**Activity**.
Read the listing and extract each line that includes the word "JSON".

**Source data**.
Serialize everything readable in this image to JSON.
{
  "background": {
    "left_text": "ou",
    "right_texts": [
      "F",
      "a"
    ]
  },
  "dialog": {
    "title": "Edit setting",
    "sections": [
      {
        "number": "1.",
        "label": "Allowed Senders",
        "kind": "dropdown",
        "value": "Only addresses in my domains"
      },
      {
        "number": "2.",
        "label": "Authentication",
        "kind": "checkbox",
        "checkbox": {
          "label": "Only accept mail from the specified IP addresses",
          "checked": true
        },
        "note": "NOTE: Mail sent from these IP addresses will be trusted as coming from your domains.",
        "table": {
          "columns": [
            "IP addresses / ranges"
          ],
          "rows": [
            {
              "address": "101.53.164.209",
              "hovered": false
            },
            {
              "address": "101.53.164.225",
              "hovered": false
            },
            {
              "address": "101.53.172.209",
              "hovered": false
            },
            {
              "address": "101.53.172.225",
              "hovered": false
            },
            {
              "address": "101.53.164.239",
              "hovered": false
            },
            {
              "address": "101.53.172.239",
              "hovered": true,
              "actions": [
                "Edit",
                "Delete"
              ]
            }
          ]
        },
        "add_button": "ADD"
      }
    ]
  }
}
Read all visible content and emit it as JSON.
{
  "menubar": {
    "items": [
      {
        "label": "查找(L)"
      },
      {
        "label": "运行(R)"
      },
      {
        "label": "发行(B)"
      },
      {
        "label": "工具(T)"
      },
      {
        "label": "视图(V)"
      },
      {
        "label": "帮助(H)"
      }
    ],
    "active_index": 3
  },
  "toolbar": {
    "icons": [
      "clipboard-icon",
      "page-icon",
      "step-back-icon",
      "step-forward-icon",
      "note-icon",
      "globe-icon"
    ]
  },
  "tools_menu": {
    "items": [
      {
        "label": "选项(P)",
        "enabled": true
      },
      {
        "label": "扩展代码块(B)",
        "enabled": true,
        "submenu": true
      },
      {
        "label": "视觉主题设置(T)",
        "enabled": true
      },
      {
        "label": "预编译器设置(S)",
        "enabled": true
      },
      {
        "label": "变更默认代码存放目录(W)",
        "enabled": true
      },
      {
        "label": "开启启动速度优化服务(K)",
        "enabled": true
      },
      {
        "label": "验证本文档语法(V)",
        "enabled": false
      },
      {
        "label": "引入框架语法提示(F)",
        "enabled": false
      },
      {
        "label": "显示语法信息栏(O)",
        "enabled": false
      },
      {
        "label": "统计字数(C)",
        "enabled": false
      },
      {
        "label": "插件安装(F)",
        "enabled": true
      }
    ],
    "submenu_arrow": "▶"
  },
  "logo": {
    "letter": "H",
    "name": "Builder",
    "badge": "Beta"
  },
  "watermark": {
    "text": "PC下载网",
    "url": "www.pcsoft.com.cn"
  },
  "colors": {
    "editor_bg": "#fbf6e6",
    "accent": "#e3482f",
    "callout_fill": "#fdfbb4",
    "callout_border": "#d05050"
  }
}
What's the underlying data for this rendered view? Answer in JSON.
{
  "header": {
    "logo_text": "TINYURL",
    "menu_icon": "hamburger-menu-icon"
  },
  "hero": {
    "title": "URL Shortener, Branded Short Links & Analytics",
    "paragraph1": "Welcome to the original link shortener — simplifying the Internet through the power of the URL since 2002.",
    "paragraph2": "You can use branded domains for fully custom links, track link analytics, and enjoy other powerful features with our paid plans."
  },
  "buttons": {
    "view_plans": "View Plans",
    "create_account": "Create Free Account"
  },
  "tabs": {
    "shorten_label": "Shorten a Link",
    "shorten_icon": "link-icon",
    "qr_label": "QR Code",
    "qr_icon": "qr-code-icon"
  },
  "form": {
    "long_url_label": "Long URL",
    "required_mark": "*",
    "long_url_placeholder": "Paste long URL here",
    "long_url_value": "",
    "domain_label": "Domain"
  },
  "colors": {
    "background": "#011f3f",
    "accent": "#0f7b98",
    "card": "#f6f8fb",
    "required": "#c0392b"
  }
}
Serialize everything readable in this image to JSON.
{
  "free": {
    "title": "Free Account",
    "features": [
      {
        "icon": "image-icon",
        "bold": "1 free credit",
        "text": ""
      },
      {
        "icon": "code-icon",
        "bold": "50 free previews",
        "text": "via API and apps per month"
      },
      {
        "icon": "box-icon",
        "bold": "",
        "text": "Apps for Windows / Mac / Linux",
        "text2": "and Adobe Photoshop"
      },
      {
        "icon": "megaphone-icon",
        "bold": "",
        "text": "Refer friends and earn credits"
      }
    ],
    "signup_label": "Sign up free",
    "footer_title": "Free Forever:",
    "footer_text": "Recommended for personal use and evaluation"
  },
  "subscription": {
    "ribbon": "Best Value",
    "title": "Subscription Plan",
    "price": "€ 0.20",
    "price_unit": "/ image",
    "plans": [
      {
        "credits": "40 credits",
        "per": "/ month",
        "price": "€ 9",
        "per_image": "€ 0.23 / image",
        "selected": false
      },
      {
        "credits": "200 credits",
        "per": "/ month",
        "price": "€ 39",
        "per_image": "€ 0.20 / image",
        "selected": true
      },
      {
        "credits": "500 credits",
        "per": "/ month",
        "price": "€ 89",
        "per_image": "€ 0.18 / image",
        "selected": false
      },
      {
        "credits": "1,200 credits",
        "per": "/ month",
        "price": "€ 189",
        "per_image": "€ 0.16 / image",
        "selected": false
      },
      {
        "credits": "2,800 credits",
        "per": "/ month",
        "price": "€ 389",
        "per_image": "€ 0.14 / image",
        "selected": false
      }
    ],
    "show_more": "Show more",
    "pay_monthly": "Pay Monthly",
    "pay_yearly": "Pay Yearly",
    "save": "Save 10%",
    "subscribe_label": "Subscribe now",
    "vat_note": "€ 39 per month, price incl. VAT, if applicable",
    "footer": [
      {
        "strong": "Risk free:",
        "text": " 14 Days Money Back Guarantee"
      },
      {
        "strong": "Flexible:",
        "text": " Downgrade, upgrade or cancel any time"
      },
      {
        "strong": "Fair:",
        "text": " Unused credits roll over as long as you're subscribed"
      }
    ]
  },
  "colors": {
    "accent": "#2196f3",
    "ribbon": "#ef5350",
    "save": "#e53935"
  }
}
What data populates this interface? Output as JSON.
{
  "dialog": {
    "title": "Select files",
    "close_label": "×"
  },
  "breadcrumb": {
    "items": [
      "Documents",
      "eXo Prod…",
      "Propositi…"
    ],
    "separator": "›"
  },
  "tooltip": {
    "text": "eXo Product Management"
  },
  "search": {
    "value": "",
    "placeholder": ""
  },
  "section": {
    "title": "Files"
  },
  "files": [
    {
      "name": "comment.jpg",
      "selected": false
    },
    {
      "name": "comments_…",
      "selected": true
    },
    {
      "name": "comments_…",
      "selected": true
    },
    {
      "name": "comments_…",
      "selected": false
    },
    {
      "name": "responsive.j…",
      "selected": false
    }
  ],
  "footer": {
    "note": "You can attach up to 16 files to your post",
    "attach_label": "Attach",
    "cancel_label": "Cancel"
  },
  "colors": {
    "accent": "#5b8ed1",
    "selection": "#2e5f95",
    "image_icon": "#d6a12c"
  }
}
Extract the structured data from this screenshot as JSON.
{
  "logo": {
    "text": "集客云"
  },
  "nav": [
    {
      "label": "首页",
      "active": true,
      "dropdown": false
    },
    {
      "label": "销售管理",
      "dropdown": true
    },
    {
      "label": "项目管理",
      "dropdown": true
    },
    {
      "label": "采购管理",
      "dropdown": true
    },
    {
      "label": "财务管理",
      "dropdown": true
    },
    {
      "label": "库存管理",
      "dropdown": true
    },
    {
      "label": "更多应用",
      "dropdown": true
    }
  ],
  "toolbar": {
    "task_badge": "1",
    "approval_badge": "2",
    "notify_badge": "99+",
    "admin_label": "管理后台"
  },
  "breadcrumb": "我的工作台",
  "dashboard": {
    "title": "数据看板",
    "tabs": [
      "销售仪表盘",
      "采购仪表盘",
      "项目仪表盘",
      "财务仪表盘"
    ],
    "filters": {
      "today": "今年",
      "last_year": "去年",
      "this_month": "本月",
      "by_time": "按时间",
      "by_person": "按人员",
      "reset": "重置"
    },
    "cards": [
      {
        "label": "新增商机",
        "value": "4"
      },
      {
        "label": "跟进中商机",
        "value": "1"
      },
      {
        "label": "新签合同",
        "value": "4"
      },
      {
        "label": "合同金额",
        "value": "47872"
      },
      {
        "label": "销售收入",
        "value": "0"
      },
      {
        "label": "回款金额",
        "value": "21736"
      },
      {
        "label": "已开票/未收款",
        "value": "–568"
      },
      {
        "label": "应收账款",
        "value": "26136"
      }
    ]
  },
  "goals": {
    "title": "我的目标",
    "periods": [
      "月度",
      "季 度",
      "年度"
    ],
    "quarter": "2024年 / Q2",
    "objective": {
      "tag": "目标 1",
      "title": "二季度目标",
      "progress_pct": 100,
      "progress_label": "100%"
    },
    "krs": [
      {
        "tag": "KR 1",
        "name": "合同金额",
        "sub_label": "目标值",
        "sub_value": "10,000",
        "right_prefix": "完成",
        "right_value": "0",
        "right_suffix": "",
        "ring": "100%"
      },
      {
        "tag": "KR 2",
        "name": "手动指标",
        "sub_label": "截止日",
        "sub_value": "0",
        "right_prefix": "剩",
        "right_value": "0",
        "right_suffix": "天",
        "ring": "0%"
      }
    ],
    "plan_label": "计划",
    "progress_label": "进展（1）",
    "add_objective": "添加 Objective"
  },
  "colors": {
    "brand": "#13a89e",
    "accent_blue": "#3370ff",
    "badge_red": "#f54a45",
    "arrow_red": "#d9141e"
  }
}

**Result of the exercise**.
Serialize everything readable in this image to JSON.
Read all visible content and emit it as JSON.
What's the underlying data for this rendered view? Answer in JSON.
Serialize everything readable in this image to JSON.
What data populates this interface? Output as JSON.
Extract the structured data from this screenshot as JSON.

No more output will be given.